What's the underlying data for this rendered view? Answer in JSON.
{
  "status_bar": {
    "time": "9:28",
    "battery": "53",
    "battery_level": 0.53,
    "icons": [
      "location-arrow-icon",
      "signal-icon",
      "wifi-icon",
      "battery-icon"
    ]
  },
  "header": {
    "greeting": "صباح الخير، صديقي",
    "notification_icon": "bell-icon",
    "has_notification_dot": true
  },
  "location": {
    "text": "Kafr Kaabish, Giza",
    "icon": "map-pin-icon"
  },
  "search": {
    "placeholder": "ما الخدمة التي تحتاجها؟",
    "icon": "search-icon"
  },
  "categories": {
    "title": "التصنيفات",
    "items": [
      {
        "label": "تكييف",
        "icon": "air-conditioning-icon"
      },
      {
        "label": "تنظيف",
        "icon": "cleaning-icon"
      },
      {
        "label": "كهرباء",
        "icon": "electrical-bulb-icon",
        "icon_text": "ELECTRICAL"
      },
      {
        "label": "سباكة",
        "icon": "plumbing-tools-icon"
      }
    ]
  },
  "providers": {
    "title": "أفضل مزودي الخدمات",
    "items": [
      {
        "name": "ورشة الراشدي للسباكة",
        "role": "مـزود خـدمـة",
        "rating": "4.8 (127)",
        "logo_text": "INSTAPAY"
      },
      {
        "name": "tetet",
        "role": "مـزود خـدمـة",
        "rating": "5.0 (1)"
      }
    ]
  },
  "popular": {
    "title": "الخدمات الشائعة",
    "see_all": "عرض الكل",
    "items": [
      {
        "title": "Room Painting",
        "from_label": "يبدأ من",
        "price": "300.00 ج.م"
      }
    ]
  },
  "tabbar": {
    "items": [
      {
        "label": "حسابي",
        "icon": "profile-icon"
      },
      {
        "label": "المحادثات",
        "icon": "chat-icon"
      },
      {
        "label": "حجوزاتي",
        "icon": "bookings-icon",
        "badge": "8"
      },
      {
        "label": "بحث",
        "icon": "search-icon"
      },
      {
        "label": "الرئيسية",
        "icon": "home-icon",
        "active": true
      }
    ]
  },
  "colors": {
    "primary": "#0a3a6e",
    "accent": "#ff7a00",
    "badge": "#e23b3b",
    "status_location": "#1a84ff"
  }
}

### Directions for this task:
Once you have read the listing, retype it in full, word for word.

### Solution to this task:
What's the underlying data for this rendered view? Answer in JSON.
{
  "status_bar": {
    "time": "9:28",
    "battery": "53",
    "battery_level": 0.53,
    "icons": [
      "location-arrow-icon",
      "signal-icon",
      "wifi-icon",
      "battery-icon"
    ]
  },
  "header": {
    "greeting": "صباح الخير، صديقي",
    "notification_icon": "bell-icon",
    "has_notification_dot": true
  },
  "location": {
    "text": "Kafr Kaabish, Giza",
    "icon": "map-pin-icon"
  },
  "search": {
    "placeholder": "ما الخدمة التي تحتاجها؟",
    "icon": "search-icon"
  },
  "categories": {
    "title": "التصنيفات",
    "items": [
      {
        "label": "تكييف",
        "icon": "air-conditioning-icon"
      },
      {
        "label": "تنظيف",
        "icon": "cleaning-icon"
      },
      {
        "label": "كهرباء",
        "icon": "electrical-bulb-icon",
        "icon_text": "ELECTRICAL"
      },
      {
        "label": "سباكة",
        "icon": "plumbing-tools-icon"
      }
    ]
  },
  "providers": {
    "title": "أفضل مزودي الخدمات",
    "items": [
      {
        "name": "ورشة الراشدي للسباكة",
        "role": "مـزود خـدمـة",
        "rating": "4.8 (127)",
        "logo_text": "INSTAPAY"
      },
      {
        "name": "tetet",
        "role": "مـزود خـدمـة",
        "rating": "5.0 (1)"
      }
    ]
  },
  "popular": {
    "title": "الخدمات الشائعة",
    "see_all": "عرض الكل",
    "items": [
      {
        "title": "Room Painting",
        "from_label": "يبدأ من",
        "price": "300.00 ج.م"
      }
    ]
  },
  "tabbar": {
    "items": [
      {
        "label": "حسابي",
        "icon": "profile-icon"
      },
      {
        "label": "المحادثات",
        "icon": "chat-icon"
      },
      {
        "label": "حجوزاتي",
        "icon": "bookings-icon",
        "badge": "8"
      },
      {
        "label": "بحث",
        "icon": "search-icon"
      },
      {
        "label": "الرئيسية",
        "icon": "home-icon",
        "active": true
      }
    ]
  },
  "colors": {
    "primary": "#0a3a6e",
    "accent": "#ff7a00",
    "badge": "#e23b3b",
    "status_location": "#1a84ff"
  }
}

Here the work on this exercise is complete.